Why is social engineering one of the most widely discussed topics in security? Because it’s one of the most effective offensive tactics, and an inherently human discussion. It’s a concept that is easily understood because it largely plays on emotion. Whether it be fear, compassion, or anger that is used, we can fundamentally understand why they’re effective. However, training programs are not geared toward these elements. We’ve pulled together some tips to help enhance your social engineering training to pragmatically and effectively protect your most valuable assets.
What is Social Engineering?
At its core, social engineering is manipulating a person leading to unauthorized access. It can be done via email, social media, phone, or in person. The most obvious way is by attempting to get account credentials so they can move laterally inside the organization, with the ultimate goal gaining admin rights. However, unauthorized access comes in many softer forms too: data loss comes in many shapes and sizes.
How to Defend Against Social Engineering
Employee awareness is key. They are your cyber front lines, and they can either be on your team or the easiest way in. Since anyone at the company can be a target for social engineering, running a review of the maturity and awareness levels of the organization is a great first step. If you don’t have a training specific to this in place, it’s a great addition to any security awareness program.

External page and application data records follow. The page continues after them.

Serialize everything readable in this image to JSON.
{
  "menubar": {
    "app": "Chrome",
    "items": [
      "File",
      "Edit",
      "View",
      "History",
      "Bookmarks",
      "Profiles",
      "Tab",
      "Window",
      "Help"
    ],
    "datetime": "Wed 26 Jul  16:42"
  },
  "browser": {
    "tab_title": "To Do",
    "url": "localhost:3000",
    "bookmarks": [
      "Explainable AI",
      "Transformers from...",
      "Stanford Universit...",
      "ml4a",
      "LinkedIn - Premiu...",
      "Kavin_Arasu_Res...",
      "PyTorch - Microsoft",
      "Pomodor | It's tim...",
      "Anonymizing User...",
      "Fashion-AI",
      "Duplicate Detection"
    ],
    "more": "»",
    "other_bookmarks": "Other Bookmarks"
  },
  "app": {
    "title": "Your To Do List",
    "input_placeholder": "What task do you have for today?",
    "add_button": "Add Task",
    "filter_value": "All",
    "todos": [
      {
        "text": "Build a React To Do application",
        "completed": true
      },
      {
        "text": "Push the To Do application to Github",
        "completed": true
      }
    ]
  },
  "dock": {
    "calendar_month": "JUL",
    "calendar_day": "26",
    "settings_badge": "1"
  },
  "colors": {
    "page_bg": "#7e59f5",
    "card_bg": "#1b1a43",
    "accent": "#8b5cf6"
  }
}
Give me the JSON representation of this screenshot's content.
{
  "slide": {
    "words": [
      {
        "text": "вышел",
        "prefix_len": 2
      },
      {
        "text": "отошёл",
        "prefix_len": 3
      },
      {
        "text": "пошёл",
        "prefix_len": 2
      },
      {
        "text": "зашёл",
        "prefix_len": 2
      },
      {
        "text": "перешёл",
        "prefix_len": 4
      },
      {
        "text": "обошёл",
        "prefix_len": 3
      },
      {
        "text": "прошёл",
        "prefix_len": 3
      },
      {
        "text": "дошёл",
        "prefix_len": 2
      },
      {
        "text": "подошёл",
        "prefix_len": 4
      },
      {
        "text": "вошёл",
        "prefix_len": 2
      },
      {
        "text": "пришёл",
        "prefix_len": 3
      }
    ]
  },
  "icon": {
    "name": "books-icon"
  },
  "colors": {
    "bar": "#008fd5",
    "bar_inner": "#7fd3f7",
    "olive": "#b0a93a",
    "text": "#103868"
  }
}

Once your employees are aware of the threat, testing them is an important part of the journey. These need to be ongoing, updated, and using different attack vectors to get a realistic view of the vulnerability landscape specific to social engineering.
Nothing speaks louder than proof. Showing your organization examples from your own organization’s assessments are a big wakeup call to key stakeholders. Make sure there’s a risk level (preferably with a dollar amount) attached to drive the point home.
Here’s where third parties are helpful. Suggesting relevant countermeasures for the information security teams, the physical security managers, and the applicable organizational units in charge of sensitive processes (such as the customer’s identification) can help reinforce the point. Just like with any feedback – offering a solution rather than just pointing out the problem is much more effective.
People learn in different ways, so provide different methods of learning in the training, including visuals. Provide actual updated cyber security awareness materials that can be used to greatly enhance employee’s overall awareness. These usually consist of pictures, video files, audio files and social engineering drill reports. Being able to see it in a real-life scenario can help them understand the full scope of the threat.
Bring in the Experts
Hearing accounts from the people who have done social engineering not only helps keep people engaged, it also helps provide the attacker’s mindset to the security teams. This allows a different perspective to the current security strategy – when you understand the attacker’s point of view, you can defend against them more effectively.